At 08:10 AM 1/24/98 +1100, Dann Pigdon wrote:
>When I see a cladogram
>(or whatever else they are called) that consists of neatly branching
>lines I begin to suspect that a great generalization has taken place.
In fact, as Wagner has correctly pointed out in a different post, it
represents the most parsimonious distribution of derived character states
for a given data base. It is the phylogenetic equivalent of a line on a
bivariate plot. Through in the consistency and retention indicies, Bremer
Support and Bootstrap Values for the nodes, etc., and it is like the line
and the dots on a bivariate plot.
>Given the nature of the fossil record, and the scale of geological
>time, this is probably to be expected. But it does beg the question:
>given their incomplete and greatly generalized nature, are they really
>worth arguing so fiercely over?
You should watch the paleoanthropologists go at it. They argue over much
>Surely one person's "mostly-guess" is as good as another's.
No, and that was one of the main advances of Hennig's system over most
previous systems. Now there is a quantifiable set of attributes by which to
judge and select particular trees. From the vast universe of possible
trees, one small subset will explain the data to a better degree than the rest.
(Note that "small" can be much greater than 1: The tree on Figure 9 (p. 688)
of Chris Brochu's paper in the latest Journal of Vert Paleo is the consensus
of 11,340 equally most parsimonious trees, but it has a helluva lot of

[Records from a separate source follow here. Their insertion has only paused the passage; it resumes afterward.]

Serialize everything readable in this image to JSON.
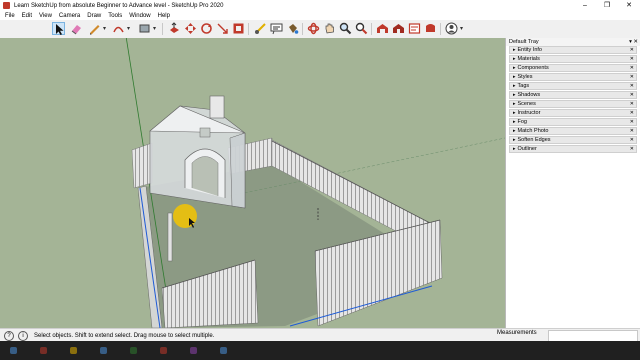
{
  "window": {
    "title": "Learn SketchUp from absolute  Beginner to Advance level - SketchUp Pro 2020",
    "minimize_glyph": "–",
    "restore_glyph": "❐",
    "close_glyph": "✕"
  },
  "menu": [
    "File",
    "Edit",
    "View",
    "Camera",
    "Draw",
    "Tools",
    "Window",
    "Help"
  ],
  "toolbar": {
    "icons": [
      "cursor-icon",
      "eraser-icon",
      "pencil-icon",
      "arc-icon",
      "rectangle-icon",
      "pushpull-icon",
      "move-icon",
      "rotate-icon",
      "scale-icon",
      "offset-icon",
      "tape-measure-icon",
      "text-icon",
      "paint-bucket-icon",
      "orbit-icon",
      "pan-icon",
      "zoom-icon",
      "zoom-extents-icon",
      "warehouse-icon",
      "extension-warehouse-icon",
      "layout-icon",
      "extension-manager-icon",
      "account-icon"
    ],
    "caret_glyph": "▾"
  },
  "tray": {
    "title": "Default Tray",
    "controls": "▾ ✕",
    "expand_glyph": "▸",
    "close_glyph": "✕",
    "panels": [
      "Entity Info",
      "Materials",
      "Components",
      "Styles",
      "Tags",
      "Shadows",
      "Scenes",
      "Instructor",
      "Fog",
      "Match Photo",
      "Soften Edges",
      "Outliner"
    ]
  },
  "status": {
    "help_glyph": "?",
    "info_glyph": "i",
    "message": "Select objects. Shift to extend select. Drag mouse to select multiple.",
    "measurements_label": "Measurements",
    "measurements_value": ""
  },
  "colors": {
    "sky": "#a7b698",
    "ground": "#8d9a85",
    "accent_blue": "#1e5bd6",
    "cursor_highlight": "#f3c400"
  }
}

structure to it. 11,340 is a lot, but it is a tiny, tiny fraction of the
godzillions of possible trees for a matrix with 62 ingroup taxa).
The days of "do whatever makes you feel good" systematics are vanishing,
although some still cling to them.
Thomas R. Holtz, Jr.
Vertebrate Paleontologist Webpage: http://www.geol.umd.edu
Dept. of Geology Email:firstname.lastname@example.org
University of Maryland Phone:301-405-4084
College Park, MD 20742 Fax: 301-314-9661